Man sentenced in case involving Pacman
A Washington man was sentenced to up to 10 years in prison for opening fire in a 2007 melee at a Las Vegas strip club that also involved professional football player Adam ”Pacman” Jones, court records show.
Arvin Kenti Edwards of Renton, Wash., was sentenced Thursday for a shooting that wounded two people and paralyzed another. Edwards, 32, was identified by Jones in a police lineup after the shooting. Police argued that Jones met with Edwards after the NFL player was ejected from the Minxx strip club following a brawl. Edwards opened fire minutes later.
Edwards pleaded guilty in September to attempted murder in an arrangement that means he didn’t admit guilt but acknowledged prosecutors could prove a case against him. He could have faced up to 186 years in Nevada state prison if convicted of the seven felony charges he initially faced, including attempted murder, battery with a deadly weapon causing substantial bodily harm and being an ex-felon in possession of a firearm.
Edwards could become eligible for probation or released after serving four years, said Tess Driver, an aide to the Clark County district attorney. Edwards has already served roughly three years, and could be released in 2012.
Edwards’ lawyer had argued that police arrested the wrong man based on the word of a troubled sports figure whose account of an NBA All-Star weekend fight inside the club and the shooting outside couldn’t be trusted.
”We’ve always been of the opinion that he was not guilty in this case,” his lawyer Casey Landis told The Associated Press on Friday. ”It’s not a deal we wanted to take.”
The risk of fighting the case, however, was too high, Landis said.
”I’ve also seen things go horribly wrong on jury trials,” Landis said. ”If we lose the trial he is probably looking at 30, 40 years minimum.”
Landis also complained that prosecutors were too soft on Jones.
”They treated him with more respect than I’ve seen most people get,” Landis said. ”The evidence in the case was pretty clear that whoever the shooter was, Mr. Jones was affiliated with him.”
Jones’ lawyer did not respond to a request for comment.
Police claimed Jones instigated the incident by throwing money onto a stage and then becoming angry when strippers picked up the bills. Jones and his entourage were consequently kicked out of the club. A bouncer, Tommy Urbanski, was left paralyzed from the waist down from the shooting. Urbanski did not return a request for comment Friday.

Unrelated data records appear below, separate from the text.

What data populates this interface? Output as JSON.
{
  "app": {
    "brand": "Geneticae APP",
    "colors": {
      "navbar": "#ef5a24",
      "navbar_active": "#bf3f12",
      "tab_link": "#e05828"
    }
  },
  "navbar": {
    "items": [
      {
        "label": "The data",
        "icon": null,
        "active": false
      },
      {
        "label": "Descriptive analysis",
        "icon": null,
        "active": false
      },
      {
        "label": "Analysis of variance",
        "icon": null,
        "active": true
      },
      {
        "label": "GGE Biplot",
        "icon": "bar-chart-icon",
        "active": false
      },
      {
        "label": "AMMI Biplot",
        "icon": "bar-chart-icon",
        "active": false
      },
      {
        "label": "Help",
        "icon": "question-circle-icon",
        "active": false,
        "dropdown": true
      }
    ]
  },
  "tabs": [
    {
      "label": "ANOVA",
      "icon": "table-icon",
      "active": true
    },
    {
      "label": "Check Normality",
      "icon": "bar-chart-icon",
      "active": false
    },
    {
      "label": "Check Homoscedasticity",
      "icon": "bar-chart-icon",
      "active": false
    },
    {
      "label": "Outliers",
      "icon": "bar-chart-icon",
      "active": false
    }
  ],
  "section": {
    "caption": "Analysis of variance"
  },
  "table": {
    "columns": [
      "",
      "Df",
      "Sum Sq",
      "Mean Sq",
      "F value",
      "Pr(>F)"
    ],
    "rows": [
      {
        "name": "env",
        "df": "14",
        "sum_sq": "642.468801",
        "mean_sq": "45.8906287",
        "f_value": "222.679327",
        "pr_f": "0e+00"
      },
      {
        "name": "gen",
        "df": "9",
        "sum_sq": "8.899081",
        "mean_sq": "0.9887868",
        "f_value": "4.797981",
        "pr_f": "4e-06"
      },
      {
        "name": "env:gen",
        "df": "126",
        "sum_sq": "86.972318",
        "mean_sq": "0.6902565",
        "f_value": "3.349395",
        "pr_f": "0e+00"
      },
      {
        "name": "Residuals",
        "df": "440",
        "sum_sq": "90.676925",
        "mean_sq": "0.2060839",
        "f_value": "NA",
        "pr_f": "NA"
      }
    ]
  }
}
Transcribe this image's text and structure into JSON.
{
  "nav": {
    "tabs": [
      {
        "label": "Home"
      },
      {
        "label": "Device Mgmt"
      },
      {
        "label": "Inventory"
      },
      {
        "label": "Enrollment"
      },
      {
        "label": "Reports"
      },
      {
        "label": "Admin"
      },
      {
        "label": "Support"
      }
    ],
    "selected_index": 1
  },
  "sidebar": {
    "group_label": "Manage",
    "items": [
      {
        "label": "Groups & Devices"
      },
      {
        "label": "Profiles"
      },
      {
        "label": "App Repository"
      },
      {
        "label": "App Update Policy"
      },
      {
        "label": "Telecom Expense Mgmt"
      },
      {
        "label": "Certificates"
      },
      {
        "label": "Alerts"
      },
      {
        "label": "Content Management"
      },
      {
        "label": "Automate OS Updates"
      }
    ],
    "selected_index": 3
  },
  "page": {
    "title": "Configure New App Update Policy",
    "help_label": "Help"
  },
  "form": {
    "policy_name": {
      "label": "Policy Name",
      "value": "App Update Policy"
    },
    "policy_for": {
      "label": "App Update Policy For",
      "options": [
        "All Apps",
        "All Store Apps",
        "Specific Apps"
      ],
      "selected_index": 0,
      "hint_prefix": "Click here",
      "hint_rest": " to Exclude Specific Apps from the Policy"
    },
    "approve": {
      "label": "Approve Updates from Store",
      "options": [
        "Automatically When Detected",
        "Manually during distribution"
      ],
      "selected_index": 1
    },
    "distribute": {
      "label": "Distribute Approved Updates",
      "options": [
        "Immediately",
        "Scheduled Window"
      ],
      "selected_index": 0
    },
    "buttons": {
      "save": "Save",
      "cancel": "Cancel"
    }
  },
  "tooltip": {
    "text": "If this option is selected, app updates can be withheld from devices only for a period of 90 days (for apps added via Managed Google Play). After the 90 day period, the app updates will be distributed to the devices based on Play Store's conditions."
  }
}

A co-defendant with Jones, Robert Reid, 31, pleaded no contest to misdemeanor conspiracy to commit disorderly conduct in the shooting. A sentencing hearing has been scheduled for Aug. 25.
Jones, 27, pleaded no contest in December 2007 in Las Vegas to conspiracy to commit disorderly conduct, a misdemeanor, after agreeing to testify in the case. He was sentenced in February to probation and 200 hours of community service under the plea deal. The sentence also required Jones to undergo random drug testing. Jones has denied having a role in the shooting.
Prosecutors are investigating whether Jones violated his probation following his arrest last month in Cincinnati after he allegedly tried to pull away from police after he was accused of shouting profanities in a bar. He faces misdemeanor charges of disorderly conduct while intoxicated and resisting arrest. Jones has denied the allegations and his lawyer has said the charges may have to be dropped. If the evidence shows Jones has violated his probation, an arrest warrant will be issued, Driver said.
A spokesman for the Cincinnati prosecutor’s office said Friday that the case is ongoing and a pretrial hearing had been scheduled for Aug. 11.
The football player was suspended after the shooting and traded from the Tennessee Titans to the Dallas Cowboys. He is now a cornerback for the Cincinnati Bengals. Team officials said last week that Jones hasn’t been able to fully practice because of a neck injury.